Going through the frustrating process of dealing with bad marine fuel? Be it diesel or gas, you’ll want to know how to start fresh and completely eliminate the problem. Bad fuels can come from water (condensation), debris (dirt or metal oxidation-rust), algae or varnish build-up as fuel ages.
The first signs of contamination can be seen in your fuel filter. Keeping the filter clean goes a long way to keeping your engine running right. I recommend an in-line fuel filter placed before the fuel pump. This will keep the pump from wearing out due to the contaminants. If you suspect water contamination, sound the tank for more water (it will be on the bottom of diesel tanks and can be measured by water-activated paste on a sounding stick). You may want to invest in a water-separation filter like a Racor filter if you have persistent condensation problems. Whatever the cause of the problem, a thorough flushing of the fuel tank, a change in filters, and the proper disposal of old bad fuel is the only way to get a fresh start.

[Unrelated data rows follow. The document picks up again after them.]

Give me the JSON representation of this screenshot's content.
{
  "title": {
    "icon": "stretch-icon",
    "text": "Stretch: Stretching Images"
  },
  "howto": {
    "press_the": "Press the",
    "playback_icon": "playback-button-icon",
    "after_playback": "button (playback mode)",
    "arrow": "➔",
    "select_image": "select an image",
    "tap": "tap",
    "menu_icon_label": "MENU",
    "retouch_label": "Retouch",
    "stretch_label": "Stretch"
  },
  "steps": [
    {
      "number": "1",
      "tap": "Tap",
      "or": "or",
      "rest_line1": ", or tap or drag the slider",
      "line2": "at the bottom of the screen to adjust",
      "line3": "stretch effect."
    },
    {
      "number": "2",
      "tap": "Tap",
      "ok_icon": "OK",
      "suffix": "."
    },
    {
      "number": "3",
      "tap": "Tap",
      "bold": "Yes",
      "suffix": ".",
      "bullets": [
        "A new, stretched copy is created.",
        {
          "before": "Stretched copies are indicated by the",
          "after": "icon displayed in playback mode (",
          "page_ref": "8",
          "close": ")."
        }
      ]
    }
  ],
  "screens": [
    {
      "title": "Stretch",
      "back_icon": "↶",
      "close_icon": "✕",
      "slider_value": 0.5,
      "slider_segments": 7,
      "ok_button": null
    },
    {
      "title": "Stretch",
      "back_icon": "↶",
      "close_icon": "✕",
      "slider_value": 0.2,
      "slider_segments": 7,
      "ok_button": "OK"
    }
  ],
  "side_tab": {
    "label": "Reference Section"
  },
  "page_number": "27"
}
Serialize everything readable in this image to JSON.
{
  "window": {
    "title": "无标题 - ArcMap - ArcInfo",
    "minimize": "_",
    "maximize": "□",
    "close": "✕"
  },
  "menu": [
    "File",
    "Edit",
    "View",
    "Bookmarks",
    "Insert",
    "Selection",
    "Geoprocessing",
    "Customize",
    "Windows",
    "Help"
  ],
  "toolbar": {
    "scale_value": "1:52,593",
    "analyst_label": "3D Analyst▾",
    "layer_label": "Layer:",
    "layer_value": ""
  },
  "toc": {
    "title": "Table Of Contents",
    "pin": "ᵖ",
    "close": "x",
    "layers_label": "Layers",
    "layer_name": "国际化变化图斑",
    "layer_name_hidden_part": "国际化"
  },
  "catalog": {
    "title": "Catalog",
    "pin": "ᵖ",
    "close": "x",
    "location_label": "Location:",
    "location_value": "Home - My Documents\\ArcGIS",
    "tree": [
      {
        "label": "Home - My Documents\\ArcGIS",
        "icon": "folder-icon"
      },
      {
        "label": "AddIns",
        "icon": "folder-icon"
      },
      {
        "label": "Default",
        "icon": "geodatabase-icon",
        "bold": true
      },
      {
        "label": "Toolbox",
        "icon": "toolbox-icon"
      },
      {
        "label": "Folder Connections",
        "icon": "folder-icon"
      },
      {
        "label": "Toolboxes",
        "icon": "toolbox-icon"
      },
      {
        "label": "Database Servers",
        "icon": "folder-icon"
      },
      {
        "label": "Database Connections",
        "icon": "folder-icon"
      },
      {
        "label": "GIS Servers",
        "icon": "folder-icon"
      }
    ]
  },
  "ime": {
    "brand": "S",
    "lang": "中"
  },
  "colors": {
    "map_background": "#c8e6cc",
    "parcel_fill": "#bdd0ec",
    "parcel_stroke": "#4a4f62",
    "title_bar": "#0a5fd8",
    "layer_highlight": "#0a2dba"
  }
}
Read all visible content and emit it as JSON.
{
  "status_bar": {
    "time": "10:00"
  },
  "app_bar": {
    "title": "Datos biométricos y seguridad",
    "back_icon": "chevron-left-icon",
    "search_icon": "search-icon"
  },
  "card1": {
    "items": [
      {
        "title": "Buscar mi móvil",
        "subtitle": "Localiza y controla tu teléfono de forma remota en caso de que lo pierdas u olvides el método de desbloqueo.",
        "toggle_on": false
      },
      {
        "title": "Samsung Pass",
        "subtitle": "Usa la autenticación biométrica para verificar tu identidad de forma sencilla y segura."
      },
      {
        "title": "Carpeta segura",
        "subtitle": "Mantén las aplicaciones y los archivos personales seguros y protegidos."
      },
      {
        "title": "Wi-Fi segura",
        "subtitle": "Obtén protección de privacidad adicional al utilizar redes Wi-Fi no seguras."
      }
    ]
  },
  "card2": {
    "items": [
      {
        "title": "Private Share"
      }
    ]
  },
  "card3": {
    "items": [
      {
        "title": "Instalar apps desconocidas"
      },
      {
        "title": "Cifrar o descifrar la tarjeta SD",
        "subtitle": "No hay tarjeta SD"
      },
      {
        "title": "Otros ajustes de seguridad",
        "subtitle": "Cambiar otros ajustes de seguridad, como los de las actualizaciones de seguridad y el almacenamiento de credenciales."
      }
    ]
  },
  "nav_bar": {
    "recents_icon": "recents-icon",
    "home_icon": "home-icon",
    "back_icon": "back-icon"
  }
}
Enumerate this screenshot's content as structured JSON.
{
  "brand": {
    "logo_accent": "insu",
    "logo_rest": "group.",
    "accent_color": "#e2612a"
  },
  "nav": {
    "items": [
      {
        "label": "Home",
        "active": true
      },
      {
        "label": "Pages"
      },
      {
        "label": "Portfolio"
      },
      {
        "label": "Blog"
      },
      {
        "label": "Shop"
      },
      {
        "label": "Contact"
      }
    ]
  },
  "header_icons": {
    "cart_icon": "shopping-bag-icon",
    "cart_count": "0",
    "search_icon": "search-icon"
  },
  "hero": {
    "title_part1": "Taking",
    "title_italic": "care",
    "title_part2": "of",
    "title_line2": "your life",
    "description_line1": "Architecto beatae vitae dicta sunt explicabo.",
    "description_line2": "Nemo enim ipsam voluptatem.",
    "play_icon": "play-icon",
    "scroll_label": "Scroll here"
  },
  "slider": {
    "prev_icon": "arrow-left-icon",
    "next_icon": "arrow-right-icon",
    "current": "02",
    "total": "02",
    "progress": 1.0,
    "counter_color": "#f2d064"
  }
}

Hopefully, we’ve come a long way since the days when we dumped old oil down the storm drain, poured old gas on the ground or, in my case, when we used waste oil to grease a marine railway instead of getting rid of it with less impact to our environment. I was the ops manager of a 100-year old boatyard undergoing a massive infrastructure makeover; eventually we transitioned to be a “small” producer of hazmat material, and there were proscribed ways of handling contaminated fuels. But first we had to get rid of the backlog of used oils, foul fuels, and contaminated bilge water found everywhere in various containers among the 14 buildings about to be demolished. Dealing with everything from hundreds of cans of old paint to waste oil and barrels of contaminated fuel helped me understand how to dispose of it all in the best way we presently know how.
This large quantity of bad fuels and oils led directly to our advice to individual owners on how to deal with their boats’ old materials:
- Don’t ever leave it by the dumpster. Go to the marina office for direction; they’d much rather deal with the fuel and oil through their systematic process than see it go in the trash or be spilled on the ground. In many cases they will advise you how to take it to a local recycling center, or will gladly take it themselves. Local recycling centers actually make money by recycling everything from oil to old batteries, and without much cost to you beyond the expense of an annual town sticker on your car.
- Don’t ever dump even small amounts of fuel or oil on the ground. You know why!
- Find someone with a waste-oil heater, but be careful: Transporting large quantities of old fuel or oil on our highways is restricted by law as to the mode of transport. Throwing barrels of fuel in the back of an open truck doesn’t cut it as a “safe mode” of transport, and is a fineable offense if you’re caught — which isn’t much reward if you’re trying to do the right thing. It may mean delivering the bad fuel to the waste oil heater in smaller quantities, a bit at a time.
- Consider fuel-polishing alternatives.